What is being asked >>
Show all lines from the data that include the word "title".
*** Begin section ***
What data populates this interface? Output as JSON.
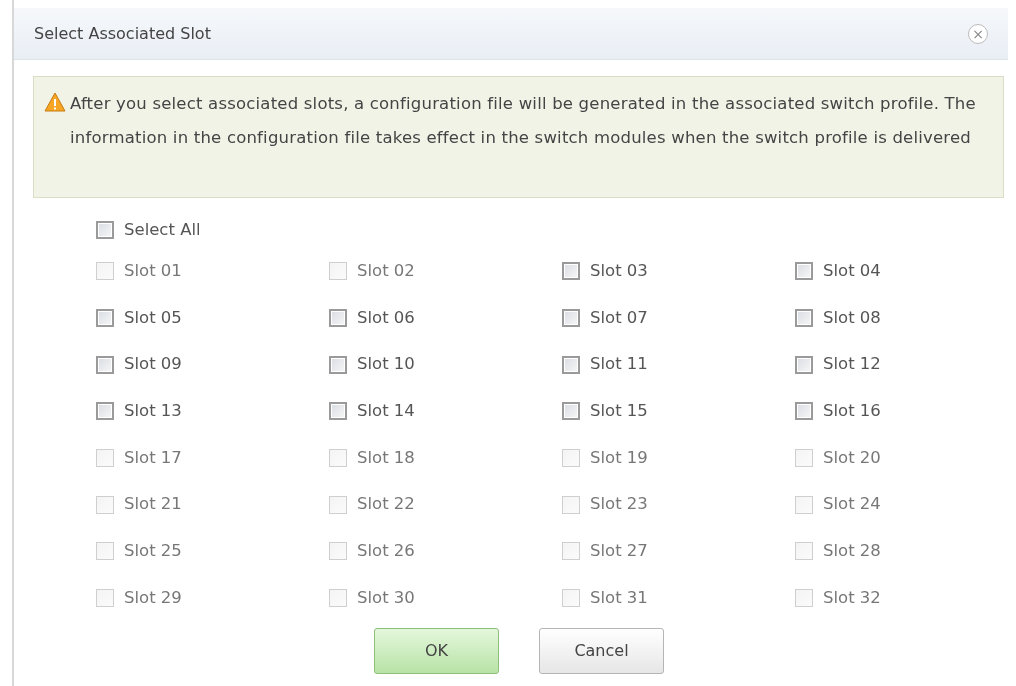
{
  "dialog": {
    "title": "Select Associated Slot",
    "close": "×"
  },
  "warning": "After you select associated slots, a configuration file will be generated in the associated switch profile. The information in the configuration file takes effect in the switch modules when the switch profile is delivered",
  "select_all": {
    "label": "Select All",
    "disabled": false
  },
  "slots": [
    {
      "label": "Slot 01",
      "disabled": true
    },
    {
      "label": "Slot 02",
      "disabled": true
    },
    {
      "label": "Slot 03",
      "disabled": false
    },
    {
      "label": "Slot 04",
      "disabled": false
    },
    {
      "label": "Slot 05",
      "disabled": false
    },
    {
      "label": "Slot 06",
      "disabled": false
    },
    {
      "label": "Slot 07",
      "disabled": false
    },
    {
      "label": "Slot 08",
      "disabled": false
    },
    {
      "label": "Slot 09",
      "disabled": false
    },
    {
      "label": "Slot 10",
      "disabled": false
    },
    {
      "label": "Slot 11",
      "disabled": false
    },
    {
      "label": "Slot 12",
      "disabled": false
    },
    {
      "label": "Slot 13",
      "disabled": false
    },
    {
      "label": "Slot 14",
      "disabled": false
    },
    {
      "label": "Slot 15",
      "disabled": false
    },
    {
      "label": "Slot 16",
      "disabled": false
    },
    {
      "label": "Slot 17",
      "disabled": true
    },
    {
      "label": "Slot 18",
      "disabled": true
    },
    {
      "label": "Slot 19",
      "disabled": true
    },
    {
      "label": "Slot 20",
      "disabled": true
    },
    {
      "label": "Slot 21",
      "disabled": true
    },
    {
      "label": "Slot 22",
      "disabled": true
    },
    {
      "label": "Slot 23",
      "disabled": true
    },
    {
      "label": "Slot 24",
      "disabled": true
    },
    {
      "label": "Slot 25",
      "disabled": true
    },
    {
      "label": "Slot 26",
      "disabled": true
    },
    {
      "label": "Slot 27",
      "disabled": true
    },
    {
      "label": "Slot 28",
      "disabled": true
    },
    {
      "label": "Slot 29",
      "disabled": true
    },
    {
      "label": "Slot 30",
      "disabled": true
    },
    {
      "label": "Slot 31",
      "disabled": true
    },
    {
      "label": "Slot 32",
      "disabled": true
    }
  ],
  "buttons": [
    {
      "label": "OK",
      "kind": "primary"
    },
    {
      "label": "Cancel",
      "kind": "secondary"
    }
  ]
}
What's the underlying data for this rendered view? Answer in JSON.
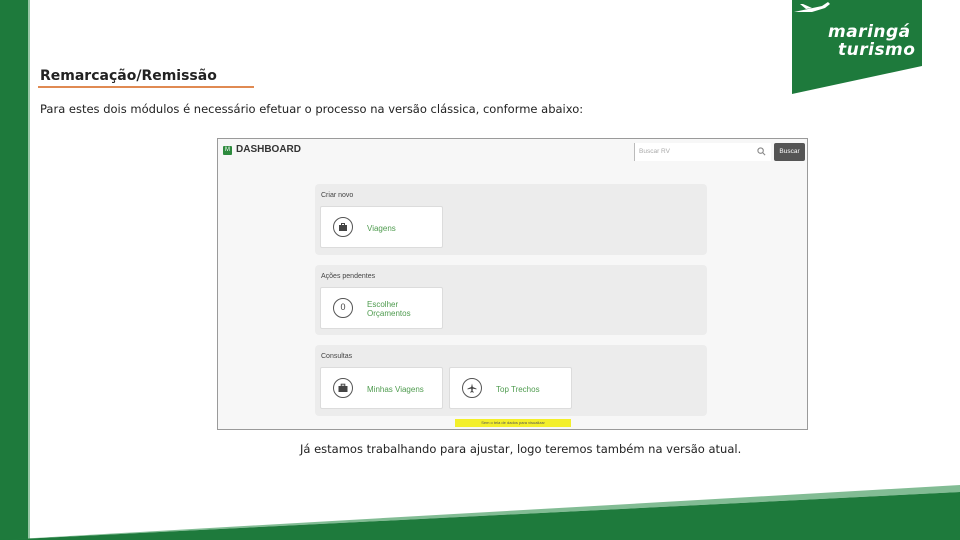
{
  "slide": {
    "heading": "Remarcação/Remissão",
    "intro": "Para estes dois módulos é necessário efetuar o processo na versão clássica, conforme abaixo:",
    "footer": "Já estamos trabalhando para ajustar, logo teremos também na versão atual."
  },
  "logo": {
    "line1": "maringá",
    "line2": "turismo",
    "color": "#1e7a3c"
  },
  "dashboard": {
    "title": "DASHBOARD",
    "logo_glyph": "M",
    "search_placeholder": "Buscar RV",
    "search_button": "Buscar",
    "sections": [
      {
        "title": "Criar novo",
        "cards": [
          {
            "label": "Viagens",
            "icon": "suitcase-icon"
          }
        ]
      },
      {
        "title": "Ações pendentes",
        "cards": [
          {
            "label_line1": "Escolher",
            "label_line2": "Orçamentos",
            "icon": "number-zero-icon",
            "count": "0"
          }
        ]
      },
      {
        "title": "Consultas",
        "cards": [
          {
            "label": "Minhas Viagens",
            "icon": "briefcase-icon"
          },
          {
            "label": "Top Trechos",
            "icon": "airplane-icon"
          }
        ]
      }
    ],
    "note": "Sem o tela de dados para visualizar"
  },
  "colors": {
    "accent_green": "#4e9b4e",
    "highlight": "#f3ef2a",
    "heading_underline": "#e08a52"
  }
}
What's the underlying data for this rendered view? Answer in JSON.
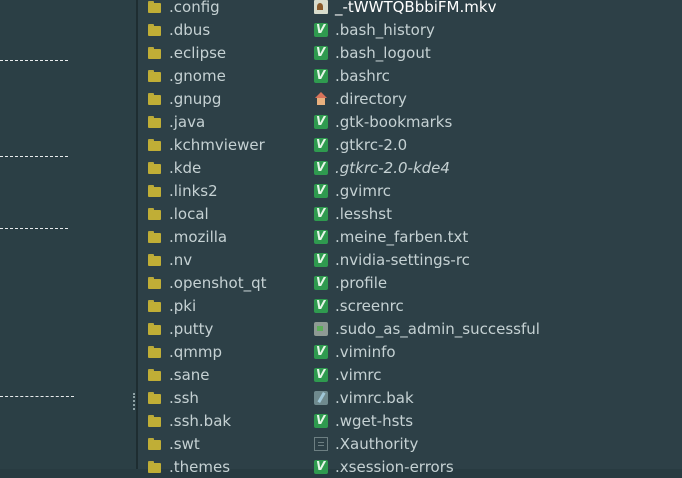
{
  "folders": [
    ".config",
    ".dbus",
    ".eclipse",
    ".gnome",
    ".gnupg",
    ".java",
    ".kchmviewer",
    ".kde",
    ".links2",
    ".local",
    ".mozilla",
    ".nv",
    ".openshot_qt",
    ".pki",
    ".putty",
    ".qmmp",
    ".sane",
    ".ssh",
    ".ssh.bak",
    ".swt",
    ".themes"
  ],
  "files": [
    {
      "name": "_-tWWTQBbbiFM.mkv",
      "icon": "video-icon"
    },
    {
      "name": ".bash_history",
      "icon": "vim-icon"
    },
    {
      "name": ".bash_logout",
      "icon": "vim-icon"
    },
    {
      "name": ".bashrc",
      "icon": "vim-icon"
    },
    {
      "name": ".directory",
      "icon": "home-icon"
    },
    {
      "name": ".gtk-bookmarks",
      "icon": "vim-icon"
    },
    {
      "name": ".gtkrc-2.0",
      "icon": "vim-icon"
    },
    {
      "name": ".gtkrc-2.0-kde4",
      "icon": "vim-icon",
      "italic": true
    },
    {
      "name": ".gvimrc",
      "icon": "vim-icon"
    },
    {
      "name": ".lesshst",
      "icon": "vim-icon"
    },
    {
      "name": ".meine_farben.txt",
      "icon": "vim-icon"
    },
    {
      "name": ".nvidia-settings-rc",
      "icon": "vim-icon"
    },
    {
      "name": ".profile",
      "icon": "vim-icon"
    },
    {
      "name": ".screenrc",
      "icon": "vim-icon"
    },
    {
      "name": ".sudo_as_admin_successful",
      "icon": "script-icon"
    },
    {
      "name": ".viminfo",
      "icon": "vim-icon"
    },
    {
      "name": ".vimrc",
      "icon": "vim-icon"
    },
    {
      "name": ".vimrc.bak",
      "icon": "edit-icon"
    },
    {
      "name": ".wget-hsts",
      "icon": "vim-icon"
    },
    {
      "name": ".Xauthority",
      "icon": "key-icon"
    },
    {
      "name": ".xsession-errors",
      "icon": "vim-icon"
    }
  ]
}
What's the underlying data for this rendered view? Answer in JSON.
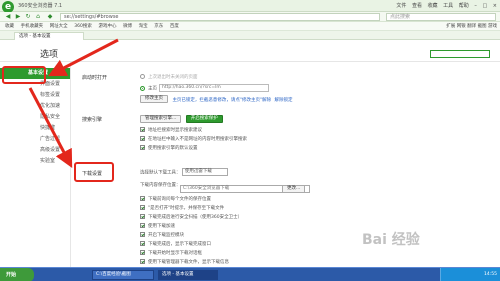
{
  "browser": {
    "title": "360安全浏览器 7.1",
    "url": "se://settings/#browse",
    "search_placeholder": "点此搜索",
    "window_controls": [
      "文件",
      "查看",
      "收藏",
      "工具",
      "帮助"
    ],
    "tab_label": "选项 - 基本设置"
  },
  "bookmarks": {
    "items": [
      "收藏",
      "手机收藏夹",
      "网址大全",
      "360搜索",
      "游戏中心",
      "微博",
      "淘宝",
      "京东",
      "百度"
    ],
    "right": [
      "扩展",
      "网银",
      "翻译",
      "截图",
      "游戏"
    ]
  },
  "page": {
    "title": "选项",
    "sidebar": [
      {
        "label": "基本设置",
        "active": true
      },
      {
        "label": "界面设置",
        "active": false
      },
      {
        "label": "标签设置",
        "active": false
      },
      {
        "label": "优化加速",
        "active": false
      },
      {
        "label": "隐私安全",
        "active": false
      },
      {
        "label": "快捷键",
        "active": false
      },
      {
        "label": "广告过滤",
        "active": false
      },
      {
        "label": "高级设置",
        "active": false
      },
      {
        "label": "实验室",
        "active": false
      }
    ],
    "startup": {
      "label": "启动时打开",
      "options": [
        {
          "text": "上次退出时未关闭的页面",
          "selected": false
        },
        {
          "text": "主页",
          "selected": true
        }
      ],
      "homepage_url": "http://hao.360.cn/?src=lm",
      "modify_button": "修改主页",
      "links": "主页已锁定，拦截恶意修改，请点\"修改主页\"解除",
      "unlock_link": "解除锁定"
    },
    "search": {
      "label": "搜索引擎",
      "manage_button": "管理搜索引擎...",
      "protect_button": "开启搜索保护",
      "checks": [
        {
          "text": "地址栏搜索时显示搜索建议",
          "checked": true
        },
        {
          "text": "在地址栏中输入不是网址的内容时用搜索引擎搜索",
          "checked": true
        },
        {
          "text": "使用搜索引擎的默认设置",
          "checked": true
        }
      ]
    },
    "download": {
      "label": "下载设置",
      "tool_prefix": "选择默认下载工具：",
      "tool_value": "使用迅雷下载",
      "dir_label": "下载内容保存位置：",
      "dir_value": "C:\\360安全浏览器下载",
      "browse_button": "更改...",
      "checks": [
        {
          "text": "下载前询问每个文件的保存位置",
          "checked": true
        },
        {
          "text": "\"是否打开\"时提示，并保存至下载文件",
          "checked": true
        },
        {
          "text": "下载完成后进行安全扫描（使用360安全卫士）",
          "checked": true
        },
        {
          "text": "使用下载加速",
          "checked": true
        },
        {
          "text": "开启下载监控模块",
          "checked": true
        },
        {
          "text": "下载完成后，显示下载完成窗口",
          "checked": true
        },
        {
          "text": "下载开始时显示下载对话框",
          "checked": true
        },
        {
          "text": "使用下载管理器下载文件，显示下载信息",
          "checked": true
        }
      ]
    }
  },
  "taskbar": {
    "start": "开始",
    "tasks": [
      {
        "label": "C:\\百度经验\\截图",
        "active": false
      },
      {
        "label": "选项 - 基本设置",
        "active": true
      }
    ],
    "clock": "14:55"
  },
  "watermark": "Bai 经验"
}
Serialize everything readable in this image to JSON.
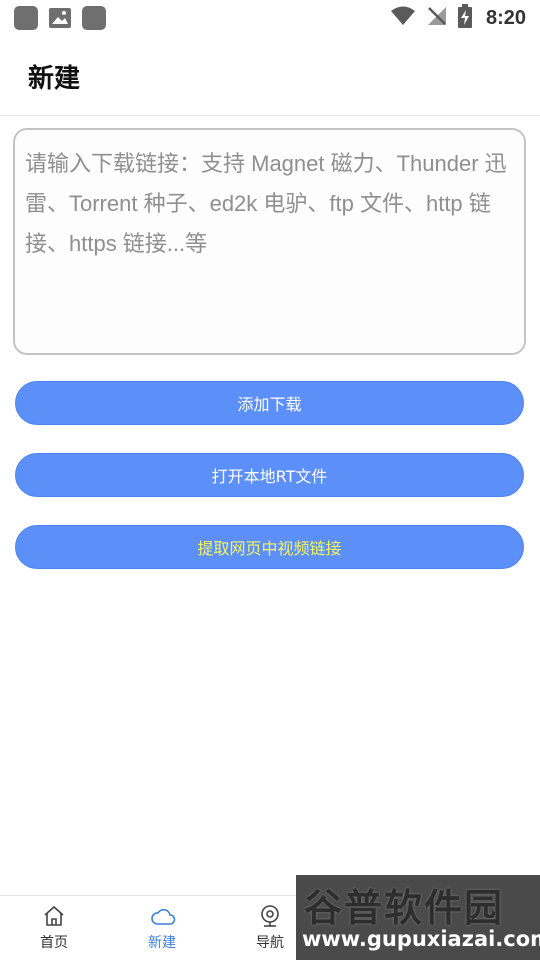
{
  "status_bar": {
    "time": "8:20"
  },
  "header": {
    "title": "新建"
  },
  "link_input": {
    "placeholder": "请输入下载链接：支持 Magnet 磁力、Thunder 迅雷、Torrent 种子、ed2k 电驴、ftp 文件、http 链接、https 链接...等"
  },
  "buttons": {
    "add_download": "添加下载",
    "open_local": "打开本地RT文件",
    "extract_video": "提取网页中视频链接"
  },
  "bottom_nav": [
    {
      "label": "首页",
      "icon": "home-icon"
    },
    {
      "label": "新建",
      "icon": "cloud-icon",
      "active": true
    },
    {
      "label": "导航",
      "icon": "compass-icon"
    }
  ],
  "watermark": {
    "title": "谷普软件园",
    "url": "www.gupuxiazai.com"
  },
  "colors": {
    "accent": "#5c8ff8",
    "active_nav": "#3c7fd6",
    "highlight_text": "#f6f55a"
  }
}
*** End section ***
Your solution >>
    "title": "Select Associated Slot",
    "title": "DASHBOARD",
        "title": "Criar novo",
        "title": "Ações pendentes",
        "title": "Consultas",
    "title": "360安全浏览器 7.1",
    "title": "选项",
    "title": "新建"
    "title": "谷普软件园",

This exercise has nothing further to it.